These demonstrations have in common little opportunity to measure repeatability as they describe unique happenings. Many show a lack of consideration of alternative conclusions whose possibility needs, but is not, tested by appropriate control studies. Some few are tied to neurology by correlational, not causal, measures of anatomical and physiological activation.
In an Epilogue, the author lists thirty take-away conclusions, some specific, some very general. The chief take-away refers to the complicated interactions among genes, the environment, now and past, and behavior. The author wisely offers a glossary of 66 abbreviations used; e.g., v1PFC us the ventrolateral prefrontal cortex while vmPFC is ventromedial PFC 54. Reading the informative and witty footnotes is worthwhile.
The term 'activation' is used throughout the book as the measure of neural correlates to behavior. A thoughtful reader will wonder how activation is measured, how reliable such measures are upon repeated testing, the meaning of variability, the choice of subjects, and the likely generality of the results. To ask the author to consider these matters for each of the demonstrations cited is to ask the author to write a book he did not write. Nonetheless, as we have instructive appendices on other technical subjects, the readers' ability to judge the author's speculations would be aided by an appendix on how neuroscience measures activation so as to know what activation means and represents.

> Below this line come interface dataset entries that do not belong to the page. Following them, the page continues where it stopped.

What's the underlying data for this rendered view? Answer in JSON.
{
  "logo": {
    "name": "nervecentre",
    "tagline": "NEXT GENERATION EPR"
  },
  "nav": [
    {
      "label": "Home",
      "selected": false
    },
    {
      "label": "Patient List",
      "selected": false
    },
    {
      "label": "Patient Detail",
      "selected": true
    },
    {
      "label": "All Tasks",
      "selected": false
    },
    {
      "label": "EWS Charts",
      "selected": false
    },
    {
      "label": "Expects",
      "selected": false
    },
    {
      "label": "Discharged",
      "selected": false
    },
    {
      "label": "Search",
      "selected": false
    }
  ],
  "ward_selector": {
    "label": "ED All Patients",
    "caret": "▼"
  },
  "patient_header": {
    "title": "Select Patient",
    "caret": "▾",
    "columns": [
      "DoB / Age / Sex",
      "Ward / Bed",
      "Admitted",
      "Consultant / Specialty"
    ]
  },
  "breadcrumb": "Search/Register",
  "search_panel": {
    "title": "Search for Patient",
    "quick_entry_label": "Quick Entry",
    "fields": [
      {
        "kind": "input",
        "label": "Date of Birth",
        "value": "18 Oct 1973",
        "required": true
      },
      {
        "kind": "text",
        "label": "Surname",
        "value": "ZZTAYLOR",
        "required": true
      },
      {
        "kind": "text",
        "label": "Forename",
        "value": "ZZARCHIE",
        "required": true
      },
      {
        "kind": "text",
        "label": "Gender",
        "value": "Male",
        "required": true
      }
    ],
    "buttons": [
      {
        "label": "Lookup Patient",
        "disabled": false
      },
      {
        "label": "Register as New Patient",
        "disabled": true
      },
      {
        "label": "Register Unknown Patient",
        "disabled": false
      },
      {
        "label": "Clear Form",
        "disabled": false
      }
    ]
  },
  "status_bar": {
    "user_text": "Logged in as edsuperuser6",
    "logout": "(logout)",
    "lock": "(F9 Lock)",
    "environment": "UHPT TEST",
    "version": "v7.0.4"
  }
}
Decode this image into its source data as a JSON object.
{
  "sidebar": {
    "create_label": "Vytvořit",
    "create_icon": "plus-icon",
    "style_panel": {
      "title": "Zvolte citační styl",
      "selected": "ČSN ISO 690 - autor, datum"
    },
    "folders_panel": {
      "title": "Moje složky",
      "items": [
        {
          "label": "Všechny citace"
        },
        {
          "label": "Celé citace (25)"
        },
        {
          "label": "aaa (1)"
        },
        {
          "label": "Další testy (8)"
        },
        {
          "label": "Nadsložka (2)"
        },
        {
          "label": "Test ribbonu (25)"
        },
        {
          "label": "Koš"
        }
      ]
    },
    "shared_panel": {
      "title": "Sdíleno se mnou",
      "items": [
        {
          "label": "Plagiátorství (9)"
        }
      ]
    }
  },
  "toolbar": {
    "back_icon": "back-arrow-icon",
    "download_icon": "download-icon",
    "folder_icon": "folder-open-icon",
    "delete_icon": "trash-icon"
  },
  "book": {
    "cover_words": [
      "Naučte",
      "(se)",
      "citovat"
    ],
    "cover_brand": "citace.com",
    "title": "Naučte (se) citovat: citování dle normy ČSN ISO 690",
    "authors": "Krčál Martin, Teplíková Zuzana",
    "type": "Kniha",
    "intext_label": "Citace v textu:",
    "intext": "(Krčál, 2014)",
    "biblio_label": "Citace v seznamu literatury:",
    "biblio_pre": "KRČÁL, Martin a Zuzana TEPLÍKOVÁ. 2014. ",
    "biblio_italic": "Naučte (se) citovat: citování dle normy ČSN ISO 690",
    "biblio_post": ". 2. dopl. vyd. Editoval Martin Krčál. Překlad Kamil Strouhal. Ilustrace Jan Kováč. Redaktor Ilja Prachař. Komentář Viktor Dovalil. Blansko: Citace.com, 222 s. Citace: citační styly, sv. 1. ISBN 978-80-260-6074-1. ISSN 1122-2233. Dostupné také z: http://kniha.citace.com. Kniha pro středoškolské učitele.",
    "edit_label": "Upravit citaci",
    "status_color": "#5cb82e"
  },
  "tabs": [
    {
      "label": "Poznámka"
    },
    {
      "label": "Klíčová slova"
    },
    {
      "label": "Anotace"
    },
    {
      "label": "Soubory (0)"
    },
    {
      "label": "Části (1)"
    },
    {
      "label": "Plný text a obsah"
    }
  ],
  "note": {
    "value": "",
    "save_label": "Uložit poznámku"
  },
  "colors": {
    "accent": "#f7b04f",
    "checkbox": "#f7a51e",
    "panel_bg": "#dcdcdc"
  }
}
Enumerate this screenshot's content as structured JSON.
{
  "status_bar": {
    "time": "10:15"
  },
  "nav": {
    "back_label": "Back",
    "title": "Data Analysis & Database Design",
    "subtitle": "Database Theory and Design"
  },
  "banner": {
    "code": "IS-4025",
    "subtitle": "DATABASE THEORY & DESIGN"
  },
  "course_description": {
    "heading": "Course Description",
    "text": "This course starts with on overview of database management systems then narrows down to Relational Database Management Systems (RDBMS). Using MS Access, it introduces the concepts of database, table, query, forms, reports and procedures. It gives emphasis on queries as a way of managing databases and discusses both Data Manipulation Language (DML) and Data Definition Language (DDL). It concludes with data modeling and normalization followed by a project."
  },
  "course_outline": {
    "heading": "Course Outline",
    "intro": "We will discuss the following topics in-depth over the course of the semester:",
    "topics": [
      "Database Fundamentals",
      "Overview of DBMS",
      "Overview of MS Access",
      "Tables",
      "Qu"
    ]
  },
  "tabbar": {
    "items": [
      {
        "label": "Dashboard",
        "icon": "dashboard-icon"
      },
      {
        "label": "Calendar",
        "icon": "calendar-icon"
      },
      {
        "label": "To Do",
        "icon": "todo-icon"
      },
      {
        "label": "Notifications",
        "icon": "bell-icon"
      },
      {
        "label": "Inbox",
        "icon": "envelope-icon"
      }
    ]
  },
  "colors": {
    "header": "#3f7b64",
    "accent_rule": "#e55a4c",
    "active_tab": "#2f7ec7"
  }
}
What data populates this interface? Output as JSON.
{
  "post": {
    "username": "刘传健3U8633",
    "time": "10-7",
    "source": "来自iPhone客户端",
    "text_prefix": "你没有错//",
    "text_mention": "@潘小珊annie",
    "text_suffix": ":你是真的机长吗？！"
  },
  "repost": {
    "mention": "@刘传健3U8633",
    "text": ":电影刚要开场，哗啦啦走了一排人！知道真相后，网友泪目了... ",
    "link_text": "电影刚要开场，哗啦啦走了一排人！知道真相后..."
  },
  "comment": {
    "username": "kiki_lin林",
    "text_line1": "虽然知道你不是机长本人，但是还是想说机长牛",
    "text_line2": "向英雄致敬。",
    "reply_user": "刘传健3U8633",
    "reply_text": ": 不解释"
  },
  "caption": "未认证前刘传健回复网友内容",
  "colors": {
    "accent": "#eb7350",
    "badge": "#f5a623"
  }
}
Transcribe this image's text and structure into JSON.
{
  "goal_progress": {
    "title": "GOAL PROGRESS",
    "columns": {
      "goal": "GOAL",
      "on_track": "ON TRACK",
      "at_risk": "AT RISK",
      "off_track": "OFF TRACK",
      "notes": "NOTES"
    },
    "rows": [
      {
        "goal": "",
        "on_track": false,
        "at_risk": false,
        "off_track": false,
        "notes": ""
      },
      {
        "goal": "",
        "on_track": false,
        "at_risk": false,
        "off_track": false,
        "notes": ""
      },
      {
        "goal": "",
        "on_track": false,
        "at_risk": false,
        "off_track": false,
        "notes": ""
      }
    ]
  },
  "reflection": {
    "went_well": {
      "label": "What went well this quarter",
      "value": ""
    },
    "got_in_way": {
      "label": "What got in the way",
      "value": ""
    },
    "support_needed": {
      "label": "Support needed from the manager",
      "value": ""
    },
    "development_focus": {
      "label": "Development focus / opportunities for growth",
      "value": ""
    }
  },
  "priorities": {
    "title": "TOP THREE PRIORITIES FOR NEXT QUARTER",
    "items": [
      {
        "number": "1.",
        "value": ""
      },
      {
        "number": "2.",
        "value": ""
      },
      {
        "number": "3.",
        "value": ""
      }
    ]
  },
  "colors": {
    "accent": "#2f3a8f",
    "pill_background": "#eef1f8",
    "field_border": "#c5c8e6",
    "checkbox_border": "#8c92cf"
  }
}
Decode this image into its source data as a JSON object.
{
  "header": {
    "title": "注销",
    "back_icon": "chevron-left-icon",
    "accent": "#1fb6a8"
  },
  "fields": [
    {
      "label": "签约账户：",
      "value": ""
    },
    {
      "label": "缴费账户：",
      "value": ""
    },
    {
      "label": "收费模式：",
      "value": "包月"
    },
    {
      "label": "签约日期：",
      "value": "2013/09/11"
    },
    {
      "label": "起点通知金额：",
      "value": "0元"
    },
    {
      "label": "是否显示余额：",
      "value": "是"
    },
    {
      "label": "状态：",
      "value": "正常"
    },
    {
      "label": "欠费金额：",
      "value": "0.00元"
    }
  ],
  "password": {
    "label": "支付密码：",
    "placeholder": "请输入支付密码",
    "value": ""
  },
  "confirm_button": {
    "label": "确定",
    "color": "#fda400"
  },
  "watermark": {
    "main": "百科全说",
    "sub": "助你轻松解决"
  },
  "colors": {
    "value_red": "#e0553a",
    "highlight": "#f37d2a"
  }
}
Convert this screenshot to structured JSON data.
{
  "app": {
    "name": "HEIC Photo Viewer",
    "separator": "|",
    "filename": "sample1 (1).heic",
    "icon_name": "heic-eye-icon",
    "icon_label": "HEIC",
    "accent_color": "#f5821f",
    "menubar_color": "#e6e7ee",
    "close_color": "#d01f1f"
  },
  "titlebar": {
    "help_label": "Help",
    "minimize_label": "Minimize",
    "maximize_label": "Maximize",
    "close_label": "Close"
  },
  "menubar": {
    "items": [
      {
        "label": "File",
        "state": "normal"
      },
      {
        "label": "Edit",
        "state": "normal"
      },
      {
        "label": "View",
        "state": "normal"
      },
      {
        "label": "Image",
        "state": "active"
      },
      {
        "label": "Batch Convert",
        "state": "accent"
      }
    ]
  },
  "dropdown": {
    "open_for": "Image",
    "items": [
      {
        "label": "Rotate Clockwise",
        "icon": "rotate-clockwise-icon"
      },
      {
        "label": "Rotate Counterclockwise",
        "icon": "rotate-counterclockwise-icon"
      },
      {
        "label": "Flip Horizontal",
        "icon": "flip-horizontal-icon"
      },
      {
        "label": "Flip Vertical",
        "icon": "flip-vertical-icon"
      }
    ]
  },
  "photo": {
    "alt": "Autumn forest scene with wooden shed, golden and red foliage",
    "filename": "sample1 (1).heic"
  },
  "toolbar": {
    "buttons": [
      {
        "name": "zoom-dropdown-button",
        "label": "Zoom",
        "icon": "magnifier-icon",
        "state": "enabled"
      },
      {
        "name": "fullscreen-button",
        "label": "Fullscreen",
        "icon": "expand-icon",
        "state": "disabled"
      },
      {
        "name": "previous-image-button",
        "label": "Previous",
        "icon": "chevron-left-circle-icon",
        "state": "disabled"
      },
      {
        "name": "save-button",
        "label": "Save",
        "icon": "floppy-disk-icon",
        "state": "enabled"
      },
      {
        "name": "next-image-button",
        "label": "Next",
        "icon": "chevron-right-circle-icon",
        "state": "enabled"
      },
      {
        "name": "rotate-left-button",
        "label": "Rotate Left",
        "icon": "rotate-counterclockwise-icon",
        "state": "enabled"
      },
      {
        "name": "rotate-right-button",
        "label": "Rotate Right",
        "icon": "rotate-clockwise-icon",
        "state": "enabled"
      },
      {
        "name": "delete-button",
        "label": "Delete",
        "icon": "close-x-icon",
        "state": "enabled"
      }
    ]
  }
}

We think that current technologies represent accurate measures of brain and behavior. Before definitive conclusions regarding society, justice, and life vs. death are made through these technologies, it would be wise to attend to their methodological epistemologies so as to understand their variability and reliability.
Attempts to relate brain anatomy to temperament, emotions, talents, and behavior are many, expressed, as by the ancient Greeks as the four humors, by contemporaries as tests of personality, and, not so long ago as history goes, by phrenology. When Walt Whitman, then a reporter for the Brooklyn Eagle, visited 'Professor' O. S. Fowler's 'Phrenological Cabinet', he traveled to lower Manhattan where customers could be informed of aspects of their personality by an examination of the shape of their skull.
The Cabinet was said to be the second most visited property in New York City, the number of visitors ranking right behind Mr. Barnum's Museum of Oddities. Perhaps Whitman was interested in knowing the degree of his degree of spirituality or amativeness. Phrenology got a bad rap over the last two century, perhaps because it became a vast commercial enterprise conducted at county fairs by the trained and untrained alike. In its earliest manifestations in the 1830s, it had a respectable empirical base. The validity of the measures—whether phrenology reliably measured temperament and behavior—was never assessed experimentally.
Knowledge of how the brain relates to behavior has experienced a fruitful two centuries since phrenology ruled, mostly because we now have measures of activation and images of changes within the brain. As foolish as phrenology may seem to the modern reader, its success still provides a warning. When one reads a sentence in Sapolsky's work such as " . . .among male rhesus monkeys a large prefrontal cortex goes hand in hand with social dominance." One suspects that 'Professor' Fowler, Walt Whitman, and maybe even Lamarck would think themselves rediscovered.
As author Sapolsky suggests, perhaps the book's subtitle should be "It's complicated."
Douglas Keith Candland (ΦBK, Pomona College, 1956) is the editor of Review of General Psychology and the Homer P.Rainey Professor of Psychology and Animal Behavior, Emeritus at Bucknell University. Bucknell University is home to the Mu of Pennsylvania chapter of Phi Beta Kappa.